▶ _Exercise description_
Your task is to copy each line of the listing that contains the word "change".

:: Information given

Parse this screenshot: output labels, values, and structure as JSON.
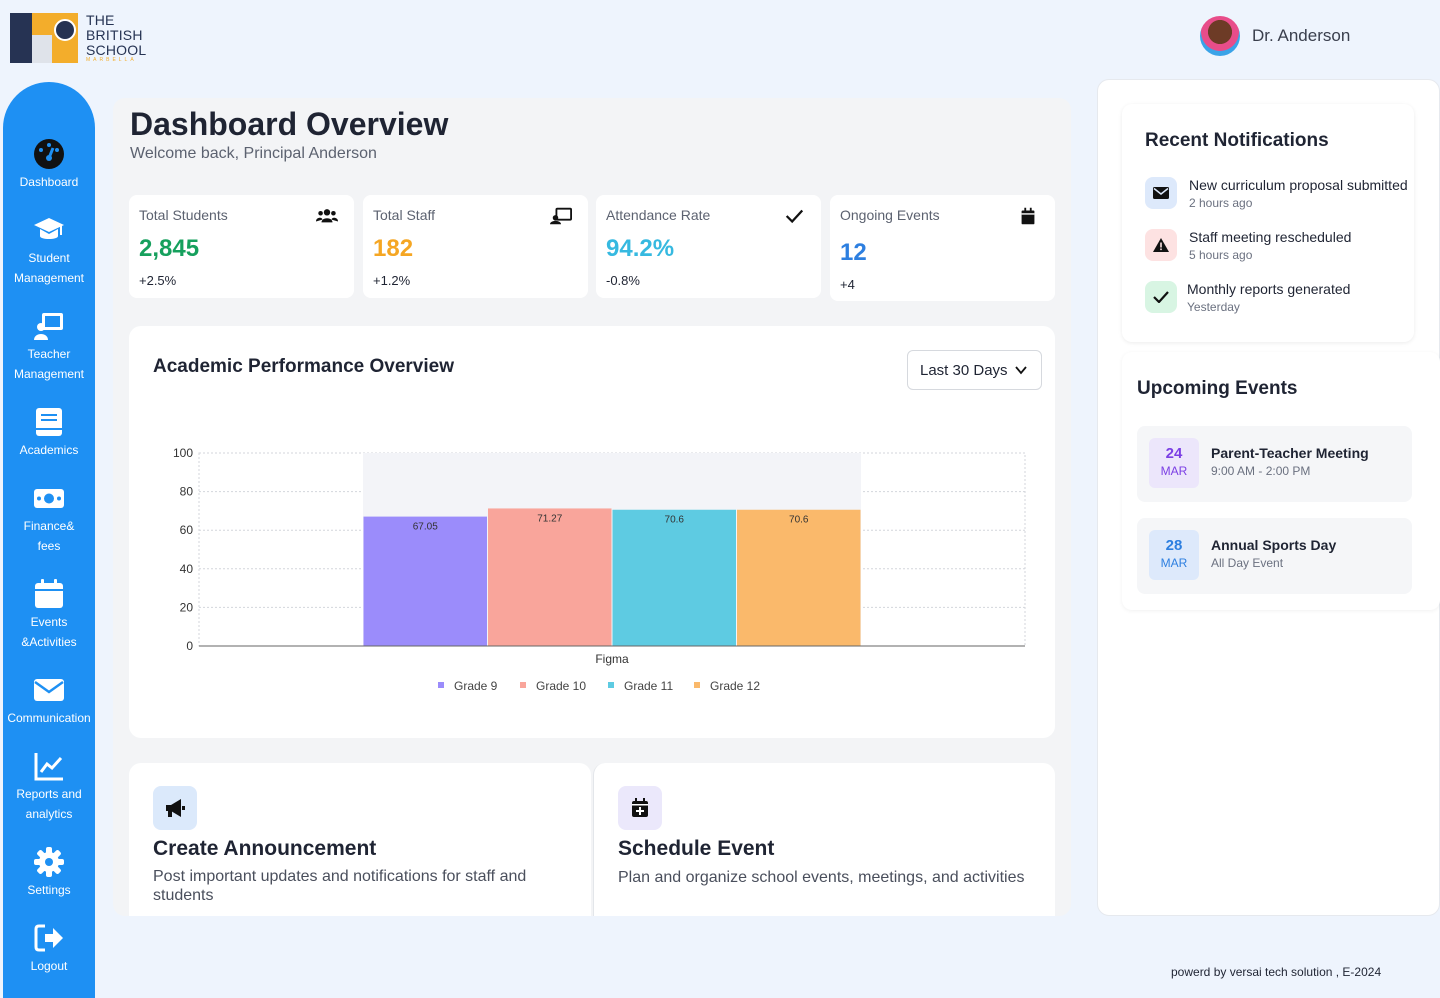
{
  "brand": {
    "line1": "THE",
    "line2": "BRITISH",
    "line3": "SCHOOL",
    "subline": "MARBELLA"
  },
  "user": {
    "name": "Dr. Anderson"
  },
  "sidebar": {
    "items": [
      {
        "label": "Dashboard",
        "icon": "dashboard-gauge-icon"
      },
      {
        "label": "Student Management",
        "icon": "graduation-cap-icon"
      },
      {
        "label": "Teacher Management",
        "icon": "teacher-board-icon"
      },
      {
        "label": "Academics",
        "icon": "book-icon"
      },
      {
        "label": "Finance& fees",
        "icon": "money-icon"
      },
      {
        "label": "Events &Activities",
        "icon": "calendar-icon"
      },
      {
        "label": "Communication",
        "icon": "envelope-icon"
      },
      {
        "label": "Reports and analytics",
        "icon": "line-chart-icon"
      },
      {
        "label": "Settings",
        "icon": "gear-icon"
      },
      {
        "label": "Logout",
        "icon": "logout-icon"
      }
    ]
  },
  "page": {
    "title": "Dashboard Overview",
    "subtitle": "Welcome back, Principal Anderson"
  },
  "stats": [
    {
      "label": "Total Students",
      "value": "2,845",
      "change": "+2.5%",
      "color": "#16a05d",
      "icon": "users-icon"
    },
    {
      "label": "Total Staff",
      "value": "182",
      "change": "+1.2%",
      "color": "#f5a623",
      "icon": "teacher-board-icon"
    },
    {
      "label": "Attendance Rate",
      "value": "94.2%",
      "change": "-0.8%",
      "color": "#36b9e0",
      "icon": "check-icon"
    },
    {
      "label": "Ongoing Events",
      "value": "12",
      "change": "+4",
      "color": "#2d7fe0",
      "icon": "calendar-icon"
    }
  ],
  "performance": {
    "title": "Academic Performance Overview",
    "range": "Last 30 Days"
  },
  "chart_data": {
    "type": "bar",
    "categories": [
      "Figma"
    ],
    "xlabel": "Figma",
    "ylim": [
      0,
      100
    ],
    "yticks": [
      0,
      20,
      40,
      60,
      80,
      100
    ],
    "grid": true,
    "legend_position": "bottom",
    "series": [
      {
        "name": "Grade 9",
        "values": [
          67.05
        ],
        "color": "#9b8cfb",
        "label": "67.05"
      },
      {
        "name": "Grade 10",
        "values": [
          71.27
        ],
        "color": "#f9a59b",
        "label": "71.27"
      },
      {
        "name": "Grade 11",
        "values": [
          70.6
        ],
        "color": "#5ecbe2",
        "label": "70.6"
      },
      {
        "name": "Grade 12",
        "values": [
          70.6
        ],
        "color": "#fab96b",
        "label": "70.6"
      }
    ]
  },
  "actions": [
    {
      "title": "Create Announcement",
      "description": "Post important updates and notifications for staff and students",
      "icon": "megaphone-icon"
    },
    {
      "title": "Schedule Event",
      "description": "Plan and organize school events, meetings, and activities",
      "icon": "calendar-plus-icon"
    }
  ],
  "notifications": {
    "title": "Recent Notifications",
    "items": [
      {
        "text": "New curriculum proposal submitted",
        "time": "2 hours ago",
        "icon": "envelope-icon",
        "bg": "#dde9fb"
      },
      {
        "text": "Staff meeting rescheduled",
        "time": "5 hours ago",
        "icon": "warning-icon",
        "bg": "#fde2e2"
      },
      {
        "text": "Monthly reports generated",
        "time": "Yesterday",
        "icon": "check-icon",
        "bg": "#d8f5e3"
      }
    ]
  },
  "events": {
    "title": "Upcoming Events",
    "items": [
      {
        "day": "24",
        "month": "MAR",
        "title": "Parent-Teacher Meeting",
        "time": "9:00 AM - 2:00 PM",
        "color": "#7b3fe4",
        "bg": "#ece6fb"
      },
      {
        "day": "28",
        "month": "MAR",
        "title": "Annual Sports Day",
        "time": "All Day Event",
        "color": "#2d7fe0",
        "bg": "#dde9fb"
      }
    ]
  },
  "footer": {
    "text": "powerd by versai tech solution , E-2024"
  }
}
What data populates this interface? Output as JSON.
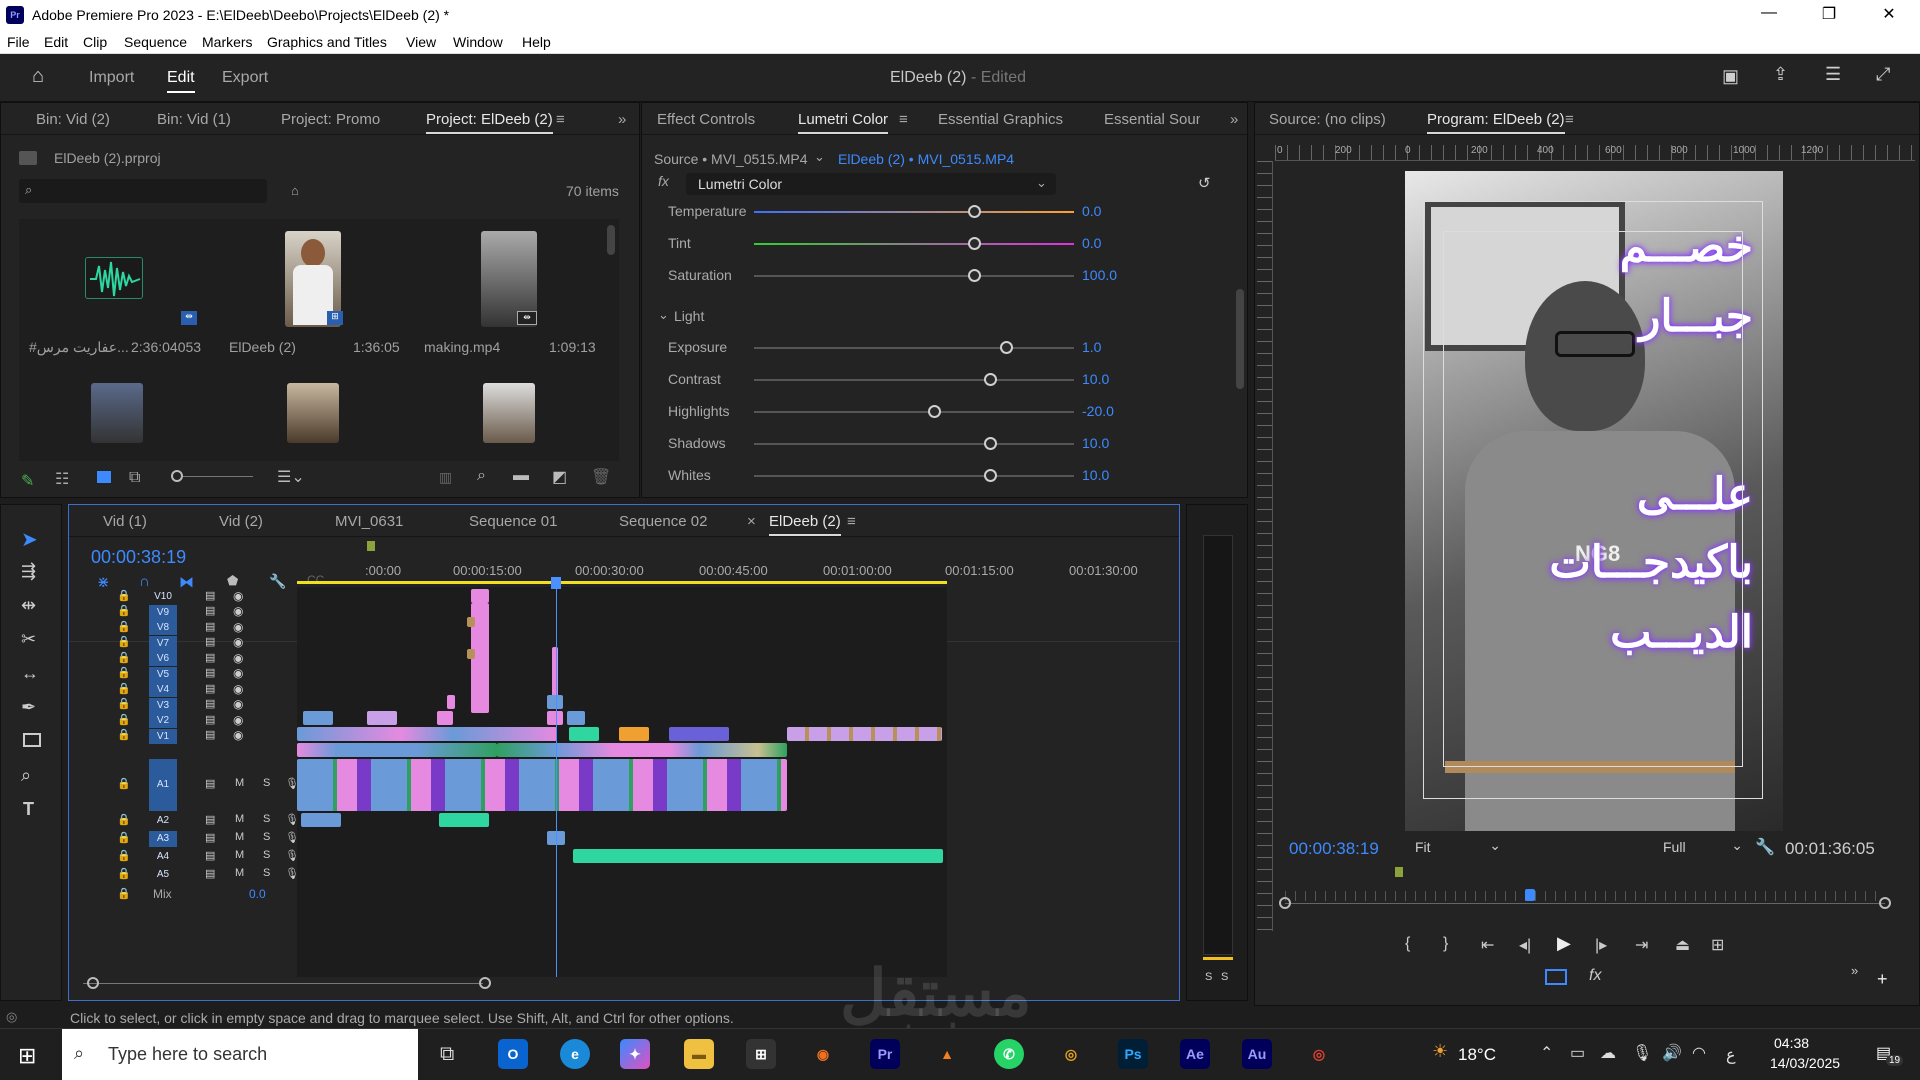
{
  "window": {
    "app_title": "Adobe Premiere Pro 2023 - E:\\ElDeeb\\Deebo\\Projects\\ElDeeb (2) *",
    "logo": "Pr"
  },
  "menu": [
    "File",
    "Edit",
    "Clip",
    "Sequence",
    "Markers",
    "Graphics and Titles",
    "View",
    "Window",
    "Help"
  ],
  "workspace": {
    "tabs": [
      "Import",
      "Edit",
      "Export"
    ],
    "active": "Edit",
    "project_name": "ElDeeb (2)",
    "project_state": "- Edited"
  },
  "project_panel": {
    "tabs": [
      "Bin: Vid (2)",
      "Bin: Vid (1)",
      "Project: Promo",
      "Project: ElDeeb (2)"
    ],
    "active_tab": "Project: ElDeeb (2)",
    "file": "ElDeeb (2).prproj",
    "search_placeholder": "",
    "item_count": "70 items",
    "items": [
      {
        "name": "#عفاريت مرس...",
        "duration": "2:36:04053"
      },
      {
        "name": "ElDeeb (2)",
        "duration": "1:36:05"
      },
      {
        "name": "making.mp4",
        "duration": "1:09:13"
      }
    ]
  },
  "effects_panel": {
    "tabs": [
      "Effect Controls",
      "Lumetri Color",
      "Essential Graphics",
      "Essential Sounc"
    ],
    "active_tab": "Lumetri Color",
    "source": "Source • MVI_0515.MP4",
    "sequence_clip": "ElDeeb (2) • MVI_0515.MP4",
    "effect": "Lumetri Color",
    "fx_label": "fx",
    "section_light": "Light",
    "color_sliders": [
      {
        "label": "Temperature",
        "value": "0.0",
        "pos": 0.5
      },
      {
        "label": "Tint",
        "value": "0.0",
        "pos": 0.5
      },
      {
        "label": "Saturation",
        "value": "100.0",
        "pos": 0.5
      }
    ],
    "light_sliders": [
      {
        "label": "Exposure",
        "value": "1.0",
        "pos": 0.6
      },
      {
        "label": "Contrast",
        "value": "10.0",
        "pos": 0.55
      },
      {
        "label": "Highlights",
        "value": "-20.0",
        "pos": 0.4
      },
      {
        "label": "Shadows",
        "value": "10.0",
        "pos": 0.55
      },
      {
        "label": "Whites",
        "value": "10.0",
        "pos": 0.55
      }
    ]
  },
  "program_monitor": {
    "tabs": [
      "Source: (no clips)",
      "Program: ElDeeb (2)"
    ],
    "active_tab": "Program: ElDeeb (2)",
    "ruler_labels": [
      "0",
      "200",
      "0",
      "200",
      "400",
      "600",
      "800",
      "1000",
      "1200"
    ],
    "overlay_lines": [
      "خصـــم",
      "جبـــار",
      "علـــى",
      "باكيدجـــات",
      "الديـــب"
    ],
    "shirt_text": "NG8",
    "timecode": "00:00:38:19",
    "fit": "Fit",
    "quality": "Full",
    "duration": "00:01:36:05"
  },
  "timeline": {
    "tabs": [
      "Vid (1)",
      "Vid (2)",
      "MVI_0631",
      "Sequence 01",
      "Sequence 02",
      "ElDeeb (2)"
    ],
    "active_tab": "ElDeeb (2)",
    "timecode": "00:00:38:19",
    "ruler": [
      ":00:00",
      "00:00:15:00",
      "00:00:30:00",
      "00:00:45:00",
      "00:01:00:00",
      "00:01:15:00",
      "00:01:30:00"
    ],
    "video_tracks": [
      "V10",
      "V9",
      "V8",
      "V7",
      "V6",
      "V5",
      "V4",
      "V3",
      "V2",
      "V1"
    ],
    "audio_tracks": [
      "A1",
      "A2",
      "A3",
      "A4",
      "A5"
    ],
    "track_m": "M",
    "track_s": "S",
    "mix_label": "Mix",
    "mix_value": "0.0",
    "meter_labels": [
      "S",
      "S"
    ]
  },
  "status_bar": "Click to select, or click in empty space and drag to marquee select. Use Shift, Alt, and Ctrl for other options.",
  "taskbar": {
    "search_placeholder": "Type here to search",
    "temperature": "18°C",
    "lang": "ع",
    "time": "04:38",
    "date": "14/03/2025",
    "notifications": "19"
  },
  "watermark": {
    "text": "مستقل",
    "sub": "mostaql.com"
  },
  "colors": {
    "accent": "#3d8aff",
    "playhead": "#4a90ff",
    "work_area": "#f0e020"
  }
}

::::

▶ _Completed exercise_
      "change": "+2.5%",
      "change": "+1.2%",
      "change": "-0.8%",
      "change": "+4",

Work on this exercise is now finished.